Remarking on what really makes a person a writer, Christopher Hitchens offered that it comes down to whether the individual needs to write, or merely wants to. The true writer will find that something goes haywire within if the itch goes unscratched; writing “must be that without which you could not live.” The pen might as well be an internal organ.
Best not to assume one’s native tongue will provide even a sliver of insight into the language of a technical hobby. In this way, cycling resembles seafaring and the whole pandora’s box of nautica. Port and starboard, fore and aft—we all know some of these terms, but they only scratch the surface of an entire linguistic universe. That they are entirely without utility to the general public is of no matter; this stuff is reserved for professionals and rabbit hole navigators.
It was me, not you.
It is a common wish to relive one’s college years. For most people, I imagine this originates in a feeling of nostalgia, a longing for freer times long expired after the career grind fails to provide adequate intellectual and social nourishment.
Receiving several billions of dollars in aid from the world’s preeminent military superpower is apparently not enough. In addition to F-35 bombers, the Israel Defense Forces also need teens with lactose intolerance to run interference for their online reputation. Their posts follow a basic script: any sentiment against zionism not qualified with thirty or so proactive apologies to the Jewish people is antisemitic. And it’s not just Israel. All over the world, strife and conflict are reduced to linguistic squabbles, with sides racing to brand their enemies unpretty things like “racist” and “bigot,” all to win the hearts and minds of out-of-the-loop social media users.

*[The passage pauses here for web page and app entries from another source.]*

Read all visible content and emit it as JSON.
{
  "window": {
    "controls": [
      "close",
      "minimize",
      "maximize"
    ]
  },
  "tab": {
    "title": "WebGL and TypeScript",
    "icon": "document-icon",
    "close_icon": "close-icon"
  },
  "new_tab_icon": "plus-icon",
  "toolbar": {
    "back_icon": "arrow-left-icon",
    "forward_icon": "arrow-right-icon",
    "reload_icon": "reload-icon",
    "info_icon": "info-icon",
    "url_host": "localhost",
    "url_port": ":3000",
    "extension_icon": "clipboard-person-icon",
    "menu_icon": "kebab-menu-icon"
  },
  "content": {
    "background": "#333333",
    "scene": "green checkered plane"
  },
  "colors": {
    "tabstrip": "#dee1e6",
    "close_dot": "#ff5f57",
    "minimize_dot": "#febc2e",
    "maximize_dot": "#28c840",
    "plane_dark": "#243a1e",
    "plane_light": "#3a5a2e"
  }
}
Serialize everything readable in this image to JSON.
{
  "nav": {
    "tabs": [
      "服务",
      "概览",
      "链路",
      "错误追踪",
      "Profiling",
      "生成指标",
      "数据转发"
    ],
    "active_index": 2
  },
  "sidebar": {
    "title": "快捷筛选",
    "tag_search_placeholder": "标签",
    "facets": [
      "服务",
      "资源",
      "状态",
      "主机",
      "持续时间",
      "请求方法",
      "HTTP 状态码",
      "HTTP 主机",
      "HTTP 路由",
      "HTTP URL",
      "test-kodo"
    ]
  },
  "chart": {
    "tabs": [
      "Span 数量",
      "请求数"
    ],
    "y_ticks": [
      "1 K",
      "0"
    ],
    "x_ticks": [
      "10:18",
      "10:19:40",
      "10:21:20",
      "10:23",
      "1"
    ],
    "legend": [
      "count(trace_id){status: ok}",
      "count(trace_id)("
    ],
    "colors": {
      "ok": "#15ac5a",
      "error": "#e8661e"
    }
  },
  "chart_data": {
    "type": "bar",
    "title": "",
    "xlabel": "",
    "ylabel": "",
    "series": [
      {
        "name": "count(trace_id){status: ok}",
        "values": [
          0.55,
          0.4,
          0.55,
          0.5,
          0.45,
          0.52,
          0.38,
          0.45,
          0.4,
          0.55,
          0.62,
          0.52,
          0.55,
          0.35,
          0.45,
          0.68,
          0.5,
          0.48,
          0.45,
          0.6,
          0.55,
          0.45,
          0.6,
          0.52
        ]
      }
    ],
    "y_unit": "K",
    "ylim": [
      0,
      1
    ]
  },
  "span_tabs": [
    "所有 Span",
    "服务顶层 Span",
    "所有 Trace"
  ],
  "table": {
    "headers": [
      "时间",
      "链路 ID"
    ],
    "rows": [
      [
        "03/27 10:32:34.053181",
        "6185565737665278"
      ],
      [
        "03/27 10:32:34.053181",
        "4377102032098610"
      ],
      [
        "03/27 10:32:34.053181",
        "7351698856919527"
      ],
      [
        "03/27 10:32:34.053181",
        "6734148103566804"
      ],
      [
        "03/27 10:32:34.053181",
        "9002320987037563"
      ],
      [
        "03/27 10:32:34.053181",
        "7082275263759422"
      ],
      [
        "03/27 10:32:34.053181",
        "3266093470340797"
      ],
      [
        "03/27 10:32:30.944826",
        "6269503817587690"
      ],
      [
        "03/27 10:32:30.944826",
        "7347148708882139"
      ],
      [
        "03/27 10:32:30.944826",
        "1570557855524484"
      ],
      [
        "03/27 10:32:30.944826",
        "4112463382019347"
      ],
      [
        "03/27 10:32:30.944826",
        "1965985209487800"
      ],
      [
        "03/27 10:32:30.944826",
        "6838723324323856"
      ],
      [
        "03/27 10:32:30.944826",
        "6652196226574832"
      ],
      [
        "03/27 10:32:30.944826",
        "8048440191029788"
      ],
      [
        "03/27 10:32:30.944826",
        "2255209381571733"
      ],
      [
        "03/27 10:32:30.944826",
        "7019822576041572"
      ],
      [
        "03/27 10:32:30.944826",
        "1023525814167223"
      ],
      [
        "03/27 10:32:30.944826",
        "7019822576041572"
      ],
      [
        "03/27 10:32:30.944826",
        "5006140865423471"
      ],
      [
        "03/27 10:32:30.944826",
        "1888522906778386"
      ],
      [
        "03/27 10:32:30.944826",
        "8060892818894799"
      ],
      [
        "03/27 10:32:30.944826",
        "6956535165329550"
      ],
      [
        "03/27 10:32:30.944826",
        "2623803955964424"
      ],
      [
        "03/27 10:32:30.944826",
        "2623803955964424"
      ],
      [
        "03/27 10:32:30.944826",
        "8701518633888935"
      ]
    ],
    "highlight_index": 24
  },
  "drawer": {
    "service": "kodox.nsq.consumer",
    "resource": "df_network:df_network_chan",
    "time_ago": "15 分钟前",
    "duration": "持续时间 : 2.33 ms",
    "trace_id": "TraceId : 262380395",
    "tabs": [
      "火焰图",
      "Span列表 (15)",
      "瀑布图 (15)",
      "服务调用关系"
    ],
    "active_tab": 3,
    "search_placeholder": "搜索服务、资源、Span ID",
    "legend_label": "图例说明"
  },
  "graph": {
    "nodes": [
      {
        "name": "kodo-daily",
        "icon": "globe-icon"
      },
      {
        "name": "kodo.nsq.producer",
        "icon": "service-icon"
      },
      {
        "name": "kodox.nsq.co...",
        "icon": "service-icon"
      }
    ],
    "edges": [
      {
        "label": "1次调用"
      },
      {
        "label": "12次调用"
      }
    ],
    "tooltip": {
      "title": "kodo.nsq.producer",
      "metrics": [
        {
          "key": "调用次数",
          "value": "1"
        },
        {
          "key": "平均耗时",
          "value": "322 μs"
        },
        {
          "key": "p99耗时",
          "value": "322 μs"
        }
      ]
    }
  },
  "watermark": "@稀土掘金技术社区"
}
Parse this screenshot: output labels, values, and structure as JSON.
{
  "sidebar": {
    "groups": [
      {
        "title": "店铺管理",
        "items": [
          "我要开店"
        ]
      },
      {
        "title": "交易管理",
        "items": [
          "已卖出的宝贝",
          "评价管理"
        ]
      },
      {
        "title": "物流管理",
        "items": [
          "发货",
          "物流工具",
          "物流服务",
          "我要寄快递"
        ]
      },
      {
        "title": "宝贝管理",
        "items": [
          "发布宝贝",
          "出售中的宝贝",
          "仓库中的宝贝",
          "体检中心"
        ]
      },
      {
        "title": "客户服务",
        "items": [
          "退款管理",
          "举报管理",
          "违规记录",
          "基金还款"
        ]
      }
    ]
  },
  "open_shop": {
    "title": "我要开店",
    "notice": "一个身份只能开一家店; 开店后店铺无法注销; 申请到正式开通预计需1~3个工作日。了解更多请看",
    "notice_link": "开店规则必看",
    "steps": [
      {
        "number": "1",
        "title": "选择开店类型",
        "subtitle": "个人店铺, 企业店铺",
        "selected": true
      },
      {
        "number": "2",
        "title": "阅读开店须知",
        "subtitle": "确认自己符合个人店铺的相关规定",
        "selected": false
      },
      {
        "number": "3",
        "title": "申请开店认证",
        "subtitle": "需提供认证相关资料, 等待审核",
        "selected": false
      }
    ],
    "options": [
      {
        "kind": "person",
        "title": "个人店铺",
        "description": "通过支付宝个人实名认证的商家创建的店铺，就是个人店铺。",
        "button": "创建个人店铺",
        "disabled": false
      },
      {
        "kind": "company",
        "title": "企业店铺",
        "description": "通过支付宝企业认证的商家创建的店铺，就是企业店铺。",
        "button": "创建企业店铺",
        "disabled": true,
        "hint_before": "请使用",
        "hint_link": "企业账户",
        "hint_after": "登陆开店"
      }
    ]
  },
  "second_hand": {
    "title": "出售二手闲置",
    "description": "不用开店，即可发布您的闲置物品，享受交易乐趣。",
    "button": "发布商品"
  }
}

I love reading. I read so much; reading sustains me in a way very little else does in life. I feel terrible on dating apps juxtaposed to all the people who list rock climbing, hiking the AT, and underwater basket weaving as active and exotic hobbies. I have even found a way to make a career of interacting with books. Yet even I have a limit.